Charlotte police officer who shot black man resigns, gets $180,000

The city of Charlotte-Mecklenburg agrees to pay $180,000 to police officer Randall Kerrick.  Kerrick was charged with shooting and killing Jonathan Ferrell in 2013, but a criminal trial ended in a mistrial.

Story highlights

  • The city of Charlotte-Mecklenburg agrees to pay $180,000 to police officer Randall Kerrick, who resigns
  • Kerrick was charged with shooting and killing Jonathan Ferrell in 2013, but a criminal trial ended in a mistrial
  • The payout includes back pay, vacation pay and legal charges

(CNN)The city of Charlotte-Mecklenburg will pay close to $180,000 to Randall Kerrick, the police officer who was charged with fatally shooting college football player Jonathan Ferrell in 2013, according to city officials. The case ended in a mistrial after the jury could not reach a verdict in the criminal trial.

The separation payments include $112,935.98 in back pay and unused vacation days, $50,630.80 in attorney's fees and other legally required Social Security and retirement contributions, according to the agreement.
"This agreement, which contains no admission of fault or liability, includes a release of all potential legal claims," it states.
    Kerrick had been suspended without pay since September 18, 2013.
    "This resolution allows CMPD and the Charlotte community to move forward in the healing process and continue our work together on open, candid and wide-ranging community dialogue about community and police relations," Charlotte-Mecklenburg Mayor Dan Clodfelter said in a statement.
    A separate civil lawsuit by the family of Ferrell was settled in May when the city paid $2,250,000.

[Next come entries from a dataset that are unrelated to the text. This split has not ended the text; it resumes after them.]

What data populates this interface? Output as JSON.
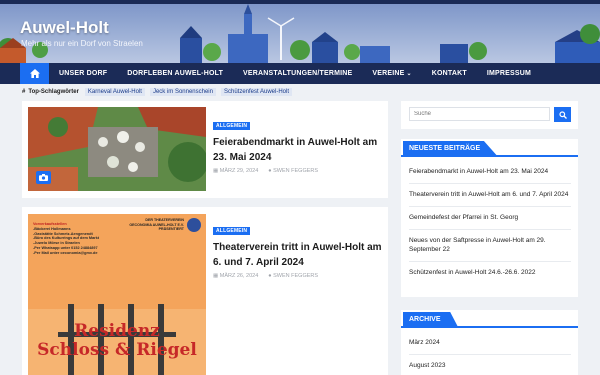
{
  "site": {
    "title": "Auwel-Holt",
    "tagline": "Mehr als nur ein Dorf von Straelen"
  },
  "nav": {
    "home_icon": "home-icon",
    "items": [
      "UNSER DORF",
      "DORFLEBEN AUWEL-HOLT",
      "VERANSTALTUNGEN/TERMINE",
      "VEREINE",
      "KONTAKT",
      "IMPRESSUM"
    ],
    "vereine_caret": "⌄"
  },
  "tags": {
    "title": "Top-Schlagwörter",
    "items": [
      "Karneval Auwel-Holt",
      "Jeck im Sonnenschein",
      "Schützenfest Auwel-Holt"
    ]
  },
  "posts": [
    {
      "category": "ALLGEMEIN",
      "title": "Feierabendmarkt in Auwel-Holt am 23. Mai 2024",
      "date": "MÄRZ 29, 2024",
      "author": "SWEN FEGGERS"
    },
    {
      "category": "ALLGEMEIN",
      "title": "Theaterverein tritt in Auwel-Holt am 6. und 7. April 2024",
      "date": "MÄRZ 26, 2024",
      "author": "SWEN FEGGERS",
      "poster": {
        "header_lines": [
          "DER THEATERVEREIN",
          "OECONOMIA AUWEL-HOLT E.V.",
          "PRÄSENTIERT"
        ],
        "presale_title": "Vorverkaufsstellen",
        "presale_lines": [
          "-Bäckerei Hollmanns",
          "-Gaststätte Schmetz-Aengenendt",
          "-Büro des Kulturrings auf dem Markt",
          "-Juwelo Mörse in Straelen",
          "-Per Whatsapp unter 0152 24884897",
          "-Per Mail unter oeconomia@gmx.de"
        ],
        "play_line1": "Residenz",
        "play_line2": "Schloss & Riegel"
      }
    }
  ],
  "search": {
    "placeholder": "Suche"
  },
  "widgets": {
    "recent": {
      "title": "NEUESTE BEITRÄGE",
      "items": [
        "Feierabendmarkt in Auwel-Holt am 23. Mai 2024",
        "Theaterverein tritt in Auwel-Holt am 6. und 7. April 2024",
        "Gemeindefest der Pfarrei in St. Georg",
        "Neues von der Saftpresse in Auwel-Holt am 29. September 22",
        "Schützenfest in Auwel-Holt 24.6.-26.6. 2022"
      ]
    },
    "archive": {
      "title": "ARCHIVE",
      "items": [
        "März 2024",
        "August 2023"
      ]
    }
  },
  "colors": {
    "accent": "#1b6ef2",
    "nav": "#1b2b57",
    "header": "#2f55a4"
  }
}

    Fatal night

    On September 14, 2013, the former Florida A&M football player had a wreck so severe, Ferrell family attorney Chris Chestnut said, he had to crawl out the back window of the car.
    Ferrell walked to the home of Sarah McCartney, who said she heard someone banging loudly on her door and called 911.
    Dashcam video released later at the trial appeared to show Ferrell walking toward officers; he quickly begins running toward police as lights hit his chest.
    Someone shouts, "Get on the ground!" three times, and shots are heard off camera.
    Prosecutors said Ferrell started to run because he was afraid for his life after another officer pointed a Taser at him.
    Kerrick's defense attorney said Ferrell became aggressive, pounding his thighs and taunting Kerrick, saying, "Shoot me! Shoot me!"
    The video, however, didn't show either event.